**What the task asks:**
Retrieve all lines below that have the string "trend".

Interface dataset entries:
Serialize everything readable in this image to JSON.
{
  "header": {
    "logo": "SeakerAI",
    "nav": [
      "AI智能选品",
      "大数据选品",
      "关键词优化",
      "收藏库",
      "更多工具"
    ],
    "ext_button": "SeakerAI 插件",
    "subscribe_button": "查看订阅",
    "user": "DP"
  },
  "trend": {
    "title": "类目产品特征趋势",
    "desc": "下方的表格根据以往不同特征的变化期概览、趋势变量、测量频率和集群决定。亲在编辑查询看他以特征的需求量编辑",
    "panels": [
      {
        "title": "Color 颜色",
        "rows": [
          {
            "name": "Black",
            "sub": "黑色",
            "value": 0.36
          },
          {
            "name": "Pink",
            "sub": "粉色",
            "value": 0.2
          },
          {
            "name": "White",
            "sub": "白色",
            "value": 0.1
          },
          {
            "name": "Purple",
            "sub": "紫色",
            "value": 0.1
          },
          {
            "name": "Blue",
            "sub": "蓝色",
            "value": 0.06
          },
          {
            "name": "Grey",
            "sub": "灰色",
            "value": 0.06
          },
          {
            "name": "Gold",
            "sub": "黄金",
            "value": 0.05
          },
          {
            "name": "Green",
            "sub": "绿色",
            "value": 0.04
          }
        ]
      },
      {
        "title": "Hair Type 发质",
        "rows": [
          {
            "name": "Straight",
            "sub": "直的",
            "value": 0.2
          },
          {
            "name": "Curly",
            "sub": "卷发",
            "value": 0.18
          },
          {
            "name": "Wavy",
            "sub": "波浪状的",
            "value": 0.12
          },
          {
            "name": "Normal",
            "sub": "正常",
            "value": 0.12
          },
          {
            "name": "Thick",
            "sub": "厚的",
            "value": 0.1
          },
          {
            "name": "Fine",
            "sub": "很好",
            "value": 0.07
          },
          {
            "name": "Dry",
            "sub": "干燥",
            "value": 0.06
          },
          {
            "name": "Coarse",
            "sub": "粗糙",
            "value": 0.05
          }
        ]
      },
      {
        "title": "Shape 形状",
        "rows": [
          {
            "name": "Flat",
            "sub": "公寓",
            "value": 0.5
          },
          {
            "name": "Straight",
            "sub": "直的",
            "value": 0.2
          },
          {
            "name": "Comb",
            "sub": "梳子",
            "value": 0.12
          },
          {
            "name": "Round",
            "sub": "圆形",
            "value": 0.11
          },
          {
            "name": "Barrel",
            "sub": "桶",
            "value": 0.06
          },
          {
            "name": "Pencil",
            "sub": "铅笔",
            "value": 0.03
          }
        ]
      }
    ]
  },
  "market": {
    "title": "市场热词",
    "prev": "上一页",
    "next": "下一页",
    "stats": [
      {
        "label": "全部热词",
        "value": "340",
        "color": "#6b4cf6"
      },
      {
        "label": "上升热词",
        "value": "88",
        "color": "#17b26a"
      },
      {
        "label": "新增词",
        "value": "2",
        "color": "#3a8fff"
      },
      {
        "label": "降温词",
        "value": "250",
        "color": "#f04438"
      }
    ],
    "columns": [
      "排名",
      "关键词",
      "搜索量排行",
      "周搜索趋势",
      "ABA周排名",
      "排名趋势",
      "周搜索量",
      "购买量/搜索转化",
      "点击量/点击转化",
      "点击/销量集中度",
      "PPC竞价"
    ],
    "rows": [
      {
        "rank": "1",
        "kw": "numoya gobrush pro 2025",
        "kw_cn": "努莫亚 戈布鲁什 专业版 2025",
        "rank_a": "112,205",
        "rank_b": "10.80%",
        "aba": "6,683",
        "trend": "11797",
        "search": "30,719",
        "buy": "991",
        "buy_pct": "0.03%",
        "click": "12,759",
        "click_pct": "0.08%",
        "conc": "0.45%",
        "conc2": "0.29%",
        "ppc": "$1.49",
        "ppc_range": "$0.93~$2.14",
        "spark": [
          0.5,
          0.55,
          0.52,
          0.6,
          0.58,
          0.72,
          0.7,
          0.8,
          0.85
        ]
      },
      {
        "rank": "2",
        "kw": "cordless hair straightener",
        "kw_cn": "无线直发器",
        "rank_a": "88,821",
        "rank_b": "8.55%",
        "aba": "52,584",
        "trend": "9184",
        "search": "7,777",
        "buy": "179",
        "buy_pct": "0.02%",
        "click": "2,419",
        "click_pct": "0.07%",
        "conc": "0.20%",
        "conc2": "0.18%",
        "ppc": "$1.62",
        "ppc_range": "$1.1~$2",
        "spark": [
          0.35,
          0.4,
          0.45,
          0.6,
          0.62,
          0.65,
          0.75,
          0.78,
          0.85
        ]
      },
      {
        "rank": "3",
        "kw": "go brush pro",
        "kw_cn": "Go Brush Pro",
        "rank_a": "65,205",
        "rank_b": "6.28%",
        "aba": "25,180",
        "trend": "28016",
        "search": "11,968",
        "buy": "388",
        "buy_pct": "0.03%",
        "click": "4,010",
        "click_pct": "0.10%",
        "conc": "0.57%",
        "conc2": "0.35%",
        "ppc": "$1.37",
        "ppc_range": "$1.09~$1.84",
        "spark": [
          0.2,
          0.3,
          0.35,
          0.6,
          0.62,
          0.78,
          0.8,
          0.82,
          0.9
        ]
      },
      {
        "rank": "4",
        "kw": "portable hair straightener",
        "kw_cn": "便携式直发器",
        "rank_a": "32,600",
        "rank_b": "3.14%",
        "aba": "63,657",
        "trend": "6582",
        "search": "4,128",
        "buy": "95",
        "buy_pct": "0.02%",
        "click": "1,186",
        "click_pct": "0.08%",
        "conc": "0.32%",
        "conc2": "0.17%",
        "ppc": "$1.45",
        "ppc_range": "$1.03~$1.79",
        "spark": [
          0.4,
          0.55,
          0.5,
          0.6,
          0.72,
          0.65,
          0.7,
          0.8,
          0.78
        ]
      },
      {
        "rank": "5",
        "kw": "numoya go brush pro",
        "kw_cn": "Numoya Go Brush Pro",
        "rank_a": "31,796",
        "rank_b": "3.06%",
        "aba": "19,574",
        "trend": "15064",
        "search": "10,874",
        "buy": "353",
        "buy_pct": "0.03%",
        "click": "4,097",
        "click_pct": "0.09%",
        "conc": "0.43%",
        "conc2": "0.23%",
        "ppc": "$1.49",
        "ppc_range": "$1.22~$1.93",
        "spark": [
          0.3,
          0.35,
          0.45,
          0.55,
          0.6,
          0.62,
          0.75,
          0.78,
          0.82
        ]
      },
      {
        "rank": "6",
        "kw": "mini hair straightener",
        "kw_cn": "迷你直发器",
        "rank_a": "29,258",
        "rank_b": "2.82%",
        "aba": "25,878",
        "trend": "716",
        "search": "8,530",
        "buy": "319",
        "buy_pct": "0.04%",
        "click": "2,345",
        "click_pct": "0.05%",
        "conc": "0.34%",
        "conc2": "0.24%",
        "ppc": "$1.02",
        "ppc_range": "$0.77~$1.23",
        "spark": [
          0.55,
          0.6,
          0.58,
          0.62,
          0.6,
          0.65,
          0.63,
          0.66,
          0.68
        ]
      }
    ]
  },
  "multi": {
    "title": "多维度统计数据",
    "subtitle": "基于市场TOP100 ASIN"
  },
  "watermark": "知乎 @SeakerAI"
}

**Exercise answer:**
  "trend": {
        "trend": "11797",
        "trend": "9184",
        "trend": "28016",
        "trend": "6582",
        "trend": "15064",
        "trend": "716",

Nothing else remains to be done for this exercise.